Each ward in the village and at time rich individuals takes responsibility of feeding the athletes on the days of the practice. Mass and sumptuous feasts are arranged for the athletes during these practice sessions. Boats are also treated with special care. The boats are made out of single tree trunks, usually Kadampu and Anjili (Artocarpus Hirsuta) The boat is smeared with sardine oil for smooth passage through water.

Community Participation

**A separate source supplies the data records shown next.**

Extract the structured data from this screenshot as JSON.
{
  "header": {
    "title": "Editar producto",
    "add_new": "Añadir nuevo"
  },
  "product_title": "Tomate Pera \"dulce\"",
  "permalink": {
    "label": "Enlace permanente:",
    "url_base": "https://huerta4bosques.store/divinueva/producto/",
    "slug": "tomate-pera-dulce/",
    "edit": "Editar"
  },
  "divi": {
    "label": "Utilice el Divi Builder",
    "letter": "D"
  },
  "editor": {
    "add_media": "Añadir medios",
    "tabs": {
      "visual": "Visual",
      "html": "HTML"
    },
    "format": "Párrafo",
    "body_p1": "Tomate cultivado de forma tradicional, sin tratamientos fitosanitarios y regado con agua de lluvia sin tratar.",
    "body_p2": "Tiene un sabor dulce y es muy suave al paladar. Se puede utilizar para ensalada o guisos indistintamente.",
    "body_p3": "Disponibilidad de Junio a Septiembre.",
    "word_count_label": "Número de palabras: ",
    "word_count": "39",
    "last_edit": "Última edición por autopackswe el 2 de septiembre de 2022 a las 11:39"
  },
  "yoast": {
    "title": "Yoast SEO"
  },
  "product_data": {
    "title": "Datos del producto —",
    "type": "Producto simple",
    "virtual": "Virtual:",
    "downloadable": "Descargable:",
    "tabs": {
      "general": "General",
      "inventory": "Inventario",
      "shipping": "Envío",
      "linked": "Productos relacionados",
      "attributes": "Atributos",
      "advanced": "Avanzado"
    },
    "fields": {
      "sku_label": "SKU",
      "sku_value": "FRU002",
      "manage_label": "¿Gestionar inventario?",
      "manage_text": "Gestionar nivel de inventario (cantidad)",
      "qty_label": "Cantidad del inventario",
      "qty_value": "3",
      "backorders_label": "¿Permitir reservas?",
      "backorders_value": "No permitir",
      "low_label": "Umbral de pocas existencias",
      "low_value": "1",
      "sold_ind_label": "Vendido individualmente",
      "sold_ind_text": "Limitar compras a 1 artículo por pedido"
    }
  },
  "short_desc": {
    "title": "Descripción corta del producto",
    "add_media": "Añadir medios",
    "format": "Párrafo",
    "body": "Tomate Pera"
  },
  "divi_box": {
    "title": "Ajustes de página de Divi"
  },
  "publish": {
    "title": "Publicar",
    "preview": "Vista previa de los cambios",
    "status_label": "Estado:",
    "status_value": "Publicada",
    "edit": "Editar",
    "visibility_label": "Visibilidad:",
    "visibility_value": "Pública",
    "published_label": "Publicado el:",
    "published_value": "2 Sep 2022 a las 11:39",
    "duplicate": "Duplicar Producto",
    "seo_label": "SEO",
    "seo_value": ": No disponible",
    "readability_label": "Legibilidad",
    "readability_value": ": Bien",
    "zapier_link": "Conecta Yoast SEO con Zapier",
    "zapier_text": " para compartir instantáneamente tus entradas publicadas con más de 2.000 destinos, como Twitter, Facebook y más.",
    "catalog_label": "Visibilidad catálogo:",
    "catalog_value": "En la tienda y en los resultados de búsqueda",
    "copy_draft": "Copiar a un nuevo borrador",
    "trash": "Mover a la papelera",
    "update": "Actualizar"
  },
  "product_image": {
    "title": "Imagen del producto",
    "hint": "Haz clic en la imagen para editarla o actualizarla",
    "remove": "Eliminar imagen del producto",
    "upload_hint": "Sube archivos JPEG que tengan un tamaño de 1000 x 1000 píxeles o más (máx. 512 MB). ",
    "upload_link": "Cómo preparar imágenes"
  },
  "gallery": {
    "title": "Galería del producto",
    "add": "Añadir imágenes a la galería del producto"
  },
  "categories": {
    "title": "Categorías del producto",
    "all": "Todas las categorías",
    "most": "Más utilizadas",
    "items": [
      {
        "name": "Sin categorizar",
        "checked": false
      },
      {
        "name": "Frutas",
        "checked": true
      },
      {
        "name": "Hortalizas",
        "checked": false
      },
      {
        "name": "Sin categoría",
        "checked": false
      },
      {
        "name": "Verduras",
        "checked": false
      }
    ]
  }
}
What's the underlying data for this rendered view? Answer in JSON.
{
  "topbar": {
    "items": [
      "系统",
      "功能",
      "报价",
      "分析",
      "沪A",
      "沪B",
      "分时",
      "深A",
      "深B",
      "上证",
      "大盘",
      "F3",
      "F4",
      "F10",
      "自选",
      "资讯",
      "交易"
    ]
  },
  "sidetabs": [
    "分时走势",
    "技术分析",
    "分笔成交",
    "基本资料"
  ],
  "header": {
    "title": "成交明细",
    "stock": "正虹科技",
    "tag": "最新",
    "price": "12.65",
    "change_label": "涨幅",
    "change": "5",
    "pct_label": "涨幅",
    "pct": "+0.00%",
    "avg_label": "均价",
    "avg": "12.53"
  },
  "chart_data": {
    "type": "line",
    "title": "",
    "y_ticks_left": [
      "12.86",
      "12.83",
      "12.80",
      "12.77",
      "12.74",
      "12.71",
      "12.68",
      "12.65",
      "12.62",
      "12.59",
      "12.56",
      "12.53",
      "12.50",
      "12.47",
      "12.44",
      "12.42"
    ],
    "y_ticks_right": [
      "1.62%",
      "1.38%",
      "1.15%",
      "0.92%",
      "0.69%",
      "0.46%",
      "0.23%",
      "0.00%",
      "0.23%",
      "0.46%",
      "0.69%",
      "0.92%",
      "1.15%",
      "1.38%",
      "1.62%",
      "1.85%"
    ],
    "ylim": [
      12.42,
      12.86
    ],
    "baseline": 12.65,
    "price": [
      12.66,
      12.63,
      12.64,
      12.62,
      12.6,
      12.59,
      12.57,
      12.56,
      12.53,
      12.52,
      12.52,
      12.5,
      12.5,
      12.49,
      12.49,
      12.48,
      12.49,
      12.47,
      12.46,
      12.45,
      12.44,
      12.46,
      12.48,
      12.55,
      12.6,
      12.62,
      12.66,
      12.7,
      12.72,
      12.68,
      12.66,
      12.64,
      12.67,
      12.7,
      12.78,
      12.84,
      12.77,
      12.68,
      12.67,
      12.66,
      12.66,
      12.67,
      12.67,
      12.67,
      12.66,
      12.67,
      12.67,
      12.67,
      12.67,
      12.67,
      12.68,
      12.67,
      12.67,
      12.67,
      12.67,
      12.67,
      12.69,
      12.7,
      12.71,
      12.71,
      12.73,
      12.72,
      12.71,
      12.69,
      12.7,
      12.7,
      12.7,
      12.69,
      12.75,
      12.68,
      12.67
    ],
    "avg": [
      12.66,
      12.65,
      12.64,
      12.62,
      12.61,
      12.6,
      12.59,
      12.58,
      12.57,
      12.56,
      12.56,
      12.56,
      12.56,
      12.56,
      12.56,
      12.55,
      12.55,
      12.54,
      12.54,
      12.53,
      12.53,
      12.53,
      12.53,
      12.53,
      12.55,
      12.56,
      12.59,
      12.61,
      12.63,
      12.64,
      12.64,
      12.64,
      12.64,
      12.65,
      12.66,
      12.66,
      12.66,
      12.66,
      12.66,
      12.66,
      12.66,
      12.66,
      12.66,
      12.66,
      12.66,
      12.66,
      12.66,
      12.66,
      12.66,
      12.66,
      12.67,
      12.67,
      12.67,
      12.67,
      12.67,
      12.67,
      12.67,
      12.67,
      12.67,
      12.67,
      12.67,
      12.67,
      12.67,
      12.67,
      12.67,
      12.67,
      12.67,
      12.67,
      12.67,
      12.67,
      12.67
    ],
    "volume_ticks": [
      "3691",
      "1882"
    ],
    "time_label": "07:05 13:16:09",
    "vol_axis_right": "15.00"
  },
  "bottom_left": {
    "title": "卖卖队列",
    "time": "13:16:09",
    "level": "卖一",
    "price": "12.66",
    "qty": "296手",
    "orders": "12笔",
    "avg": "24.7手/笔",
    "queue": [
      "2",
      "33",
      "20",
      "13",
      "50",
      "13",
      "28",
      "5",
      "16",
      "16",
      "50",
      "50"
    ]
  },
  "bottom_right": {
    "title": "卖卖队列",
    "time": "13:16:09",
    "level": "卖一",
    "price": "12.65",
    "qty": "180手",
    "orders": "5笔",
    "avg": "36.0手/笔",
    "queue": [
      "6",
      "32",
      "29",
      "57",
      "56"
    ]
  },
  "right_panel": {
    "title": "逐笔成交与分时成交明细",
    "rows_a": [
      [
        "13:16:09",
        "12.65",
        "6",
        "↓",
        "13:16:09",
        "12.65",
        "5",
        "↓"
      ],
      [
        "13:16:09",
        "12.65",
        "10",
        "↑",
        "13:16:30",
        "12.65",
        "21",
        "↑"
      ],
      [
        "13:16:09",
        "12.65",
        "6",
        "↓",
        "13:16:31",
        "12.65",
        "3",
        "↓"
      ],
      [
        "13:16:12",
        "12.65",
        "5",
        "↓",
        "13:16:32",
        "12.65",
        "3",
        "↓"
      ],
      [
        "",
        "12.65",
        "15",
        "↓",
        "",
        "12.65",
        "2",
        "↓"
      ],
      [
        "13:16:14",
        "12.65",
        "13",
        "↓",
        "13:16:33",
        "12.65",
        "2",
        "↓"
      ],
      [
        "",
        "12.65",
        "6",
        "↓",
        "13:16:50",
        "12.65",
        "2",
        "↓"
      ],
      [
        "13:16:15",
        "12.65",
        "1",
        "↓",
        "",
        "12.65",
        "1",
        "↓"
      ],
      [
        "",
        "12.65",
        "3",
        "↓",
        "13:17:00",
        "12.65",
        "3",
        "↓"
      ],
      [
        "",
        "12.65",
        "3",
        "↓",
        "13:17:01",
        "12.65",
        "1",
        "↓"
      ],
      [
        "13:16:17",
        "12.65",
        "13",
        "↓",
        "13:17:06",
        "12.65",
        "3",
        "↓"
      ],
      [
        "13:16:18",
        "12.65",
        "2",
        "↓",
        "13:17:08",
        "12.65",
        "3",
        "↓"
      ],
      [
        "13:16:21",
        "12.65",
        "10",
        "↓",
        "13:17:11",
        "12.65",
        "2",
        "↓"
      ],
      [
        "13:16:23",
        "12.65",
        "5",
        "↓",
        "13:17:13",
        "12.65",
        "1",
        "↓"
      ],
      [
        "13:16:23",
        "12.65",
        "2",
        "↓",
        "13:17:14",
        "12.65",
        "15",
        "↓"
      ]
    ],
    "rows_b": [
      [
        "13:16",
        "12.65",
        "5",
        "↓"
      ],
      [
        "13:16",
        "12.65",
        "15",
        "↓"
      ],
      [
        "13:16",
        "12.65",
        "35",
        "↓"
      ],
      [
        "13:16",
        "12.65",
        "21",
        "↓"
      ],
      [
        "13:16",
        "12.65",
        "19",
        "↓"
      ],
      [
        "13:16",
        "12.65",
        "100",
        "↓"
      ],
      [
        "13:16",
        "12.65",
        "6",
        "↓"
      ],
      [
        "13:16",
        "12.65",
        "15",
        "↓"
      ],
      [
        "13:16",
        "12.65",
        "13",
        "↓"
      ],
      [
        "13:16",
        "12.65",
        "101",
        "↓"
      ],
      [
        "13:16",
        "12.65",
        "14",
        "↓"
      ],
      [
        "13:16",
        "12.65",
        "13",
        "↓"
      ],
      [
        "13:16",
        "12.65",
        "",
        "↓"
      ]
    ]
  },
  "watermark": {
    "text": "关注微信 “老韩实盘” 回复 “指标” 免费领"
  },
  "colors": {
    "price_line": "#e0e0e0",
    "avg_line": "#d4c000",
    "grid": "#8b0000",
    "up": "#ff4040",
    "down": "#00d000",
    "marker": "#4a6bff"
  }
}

One of the reasons for the success of the event is its community participation. Most of the race boats belong to the joint ownership of the people of the locality. Single owner boats are often hired out by a group of people belonging to a particular locality for the purpose of participating in a boat race.  Money required for the preparation and the race is collected from the locality itself.  And boat race season is the occasion for stirring the warmth of friendliness and brotherhood in the locality

The festival begins with a colorful procession of various boats. They move in a formation down the 1.4 KM stretch of the lake and oarsmen singing couplets from “Kuchelavritham Vanchipattu” the classic Malayalam poem written by Ramapurathu Warrier to entertain King Marthanda Varma of Travancore in early 19th century during a boat journey from Vaikom to Thiruvananthapuram. The numerous beaded umbrellas are held aloft in each boat and various floats depicting Kerala’s rich cultural heritage follow. Various artists perform “kathakali” “theyyam” “panchavadyam” and “padayani”.

The race happens over a length of about 1370 meters that is divided into eight tracks, each of 30 meters width for carry out of the competition. Oarsmen singing Vanchipattu can be heard from a distance. The people of Kuttanad are keenly waiting for the D day, their Olympics on water.

How to reach Alappuzha?

By Air

Thiruvananthapuram International Airport and Kochi International Airport are the nearest airport. Thiruvananthapuram to Alappuzha is 150 km and Kochi to Alappuzha is 75 km

By Bus

KSRTC buses are plenty which are connecting all the major cities in Kerala. Private luxury coach buses are also available from destinations like Bangalore and Chennai

By Train

Alappuzha is well connected by train from different parts of India. Alappuzha railway station is within the city limits